Harvard historian Drew Faust discusses a new PBS documentary that shows how the deaths of more than 600,000 Americans in the Civil War today explain an important part of America’s national identity.
Watch the full interview on "Fareed Zakaria GPS" on Sunday at 10 a.m. and 1 p.m. ET.
The Civil War had a death toll that would be, even to us today, almost unimaginable. Two-and-a-half percent of the population died in the war. That would be the equivalent of seven million Americans today. And so when you think about those kinds of numbers, I think it - it reminds you of how people must have had to struggle in order to cope with those deaths.
And one part of that was simply the military deaths. What did you do with the bodies? How did you identify them when people didn't have dog tags? How did you tell next of kin when there was no system for notification?
And so there emerges from the war a reburial movement in which, after the fighting has ceased in 1865, Union troops moved through the South looking for every dead Union soldier in order to protect and honor them. And what that finally yields is the national cemetery system, with 74 national cemeteries and a national commitment to the lives of those who are lost in the nation's behalf.

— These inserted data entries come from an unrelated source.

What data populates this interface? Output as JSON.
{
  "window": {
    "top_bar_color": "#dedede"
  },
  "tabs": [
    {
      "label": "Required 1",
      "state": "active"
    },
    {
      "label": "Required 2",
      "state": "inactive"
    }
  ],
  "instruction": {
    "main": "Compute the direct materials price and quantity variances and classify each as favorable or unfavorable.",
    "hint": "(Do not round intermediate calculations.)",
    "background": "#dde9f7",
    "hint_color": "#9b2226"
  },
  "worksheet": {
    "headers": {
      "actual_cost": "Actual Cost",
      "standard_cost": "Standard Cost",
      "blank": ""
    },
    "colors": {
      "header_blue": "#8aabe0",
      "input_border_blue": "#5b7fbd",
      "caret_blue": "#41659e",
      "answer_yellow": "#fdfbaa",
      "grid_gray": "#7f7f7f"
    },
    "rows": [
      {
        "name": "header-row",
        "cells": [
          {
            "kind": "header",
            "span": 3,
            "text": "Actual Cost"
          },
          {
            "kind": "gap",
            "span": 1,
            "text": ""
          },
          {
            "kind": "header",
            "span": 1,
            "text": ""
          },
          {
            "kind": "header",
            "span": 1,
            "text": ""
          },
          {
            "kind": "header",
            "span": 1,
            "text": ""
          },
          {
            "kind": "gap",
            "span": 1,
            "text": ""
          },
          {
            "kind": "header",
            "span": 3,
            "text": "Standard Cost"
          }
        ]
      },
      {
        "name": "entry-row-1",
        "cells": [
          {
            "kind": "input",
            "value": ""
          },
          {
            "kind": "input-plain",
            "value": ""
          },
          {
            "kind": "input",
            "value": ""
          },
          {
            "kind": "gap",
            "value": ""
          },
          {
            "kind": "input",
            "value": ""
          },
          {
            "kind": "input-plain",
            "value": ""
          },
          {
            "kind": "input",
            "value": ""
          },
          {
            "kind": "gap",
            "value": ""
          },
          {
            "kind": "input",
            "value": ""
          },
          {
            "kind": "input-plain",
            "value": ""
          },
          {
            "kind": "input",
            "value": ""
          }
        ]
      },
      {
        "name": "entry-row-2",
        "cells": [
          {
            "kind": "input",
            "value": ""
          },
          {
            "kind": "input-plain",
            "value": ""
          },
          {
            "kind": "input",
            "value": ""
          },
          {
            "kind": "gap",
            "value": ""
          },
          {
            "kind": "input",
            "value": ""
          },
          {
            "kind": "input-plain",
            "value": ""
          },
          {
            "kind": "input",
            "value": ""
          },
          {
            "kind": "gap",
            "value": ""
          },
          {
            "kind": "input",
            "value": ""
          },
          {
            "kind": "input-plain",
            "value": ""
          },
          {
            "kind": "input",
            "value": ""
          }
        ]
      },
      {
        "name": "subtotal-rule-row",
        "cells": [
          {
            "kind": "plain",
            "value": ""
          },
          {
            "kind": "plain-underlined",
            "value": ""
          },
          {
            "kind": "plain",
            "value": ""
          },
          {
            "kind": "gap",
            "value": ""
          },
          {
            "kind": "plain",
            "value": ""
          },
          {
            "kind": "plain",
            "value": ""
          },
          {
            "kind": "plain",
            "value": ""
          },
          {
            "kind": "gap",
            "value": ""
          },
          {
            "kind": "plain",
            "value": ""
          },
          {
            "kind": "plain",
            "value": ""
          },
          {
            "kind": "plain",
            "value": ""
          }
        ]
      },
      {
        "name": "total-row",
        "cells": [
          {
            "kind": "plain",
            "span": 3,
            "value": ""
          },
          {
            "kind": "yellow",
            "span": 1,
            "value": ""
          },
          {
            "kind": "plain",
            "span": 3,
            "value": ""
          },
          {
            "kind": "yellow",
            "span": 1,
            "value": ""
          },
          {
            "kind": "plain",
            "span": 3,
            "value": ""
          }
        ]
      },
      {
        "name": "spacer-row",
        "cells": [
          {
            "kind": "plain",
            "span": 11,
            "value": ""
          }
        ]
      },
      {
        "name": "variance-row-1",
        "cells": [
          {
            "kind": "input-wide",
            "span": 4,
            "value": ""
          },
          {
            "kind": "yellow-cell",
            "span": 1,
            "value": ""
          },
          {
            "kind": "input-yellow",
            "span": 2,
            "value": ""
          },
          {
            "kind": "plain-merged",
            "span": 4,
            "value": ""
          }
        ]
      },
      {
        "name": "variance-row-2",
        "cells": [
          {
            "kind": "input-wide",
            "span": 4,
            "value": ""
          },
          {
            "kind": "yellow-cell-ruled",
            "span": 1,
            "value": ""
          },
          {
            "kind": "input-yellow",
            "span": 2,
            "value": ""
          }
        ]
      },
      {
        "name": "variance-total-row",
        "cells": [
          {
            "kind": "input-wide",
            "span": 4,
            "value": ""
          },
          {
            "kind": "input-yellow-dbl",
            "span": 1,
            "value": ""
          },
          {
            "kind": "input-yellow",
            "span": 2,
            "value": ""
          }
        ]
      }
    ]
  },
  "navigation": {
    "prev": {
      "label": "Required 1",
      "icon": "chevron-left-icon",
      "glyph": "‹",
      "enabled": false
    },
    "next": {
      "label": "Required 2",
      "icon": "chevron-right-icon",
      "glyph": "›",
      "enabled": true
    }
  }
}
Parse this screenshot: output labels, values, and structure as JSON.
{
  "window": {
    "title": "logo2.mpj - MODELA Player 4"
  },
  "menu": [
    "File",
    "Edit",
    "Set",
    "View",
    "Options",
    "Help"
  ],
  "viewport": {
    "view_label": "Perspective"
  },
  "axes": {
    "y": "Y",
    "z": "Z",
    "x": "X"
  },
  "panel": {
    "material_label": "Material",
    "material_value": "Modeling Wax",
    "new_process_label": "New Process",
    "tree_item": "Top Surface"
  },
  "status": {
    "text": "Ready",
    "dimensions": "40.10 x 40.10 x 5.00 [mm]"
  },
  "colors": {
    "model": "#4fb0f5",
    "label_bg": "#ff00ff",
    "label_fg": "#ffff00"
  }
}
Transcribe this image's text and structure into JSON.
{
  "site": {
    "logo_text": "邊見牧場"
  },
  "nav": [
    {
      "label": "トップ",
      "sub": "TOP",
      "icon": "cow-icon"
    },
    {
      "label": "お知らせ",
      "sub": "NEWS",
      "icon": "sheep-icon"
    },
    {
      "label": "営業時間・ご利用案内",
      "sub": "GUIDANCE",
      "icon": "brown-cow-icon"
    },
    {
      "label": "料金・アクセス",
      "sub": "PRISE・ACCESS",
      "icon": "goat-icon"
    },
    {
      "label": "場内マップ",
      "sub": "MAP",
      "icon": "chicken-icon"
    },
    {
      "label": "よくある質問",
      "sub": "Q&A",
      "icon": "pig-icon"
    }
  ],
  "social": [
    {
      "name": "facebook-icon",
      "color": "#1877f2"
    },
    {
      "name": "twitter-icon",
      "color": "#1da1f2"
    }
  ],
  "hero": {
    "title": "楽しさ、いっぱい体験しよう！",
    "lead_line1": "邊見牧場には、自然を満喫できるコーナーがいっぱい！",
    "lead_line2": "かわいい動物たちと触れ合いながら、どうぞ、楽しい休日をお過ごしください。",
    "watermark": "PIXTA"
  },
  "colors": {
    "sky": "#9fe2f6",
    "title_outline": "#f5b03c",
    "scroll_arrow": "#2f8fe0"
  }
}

And so things we take for granted today only emerged in the course of the Civil War. And the bureaucracy and commitment of the federal government to those principles is an essential part of the kind of nation that emerged from the Civil War conflict.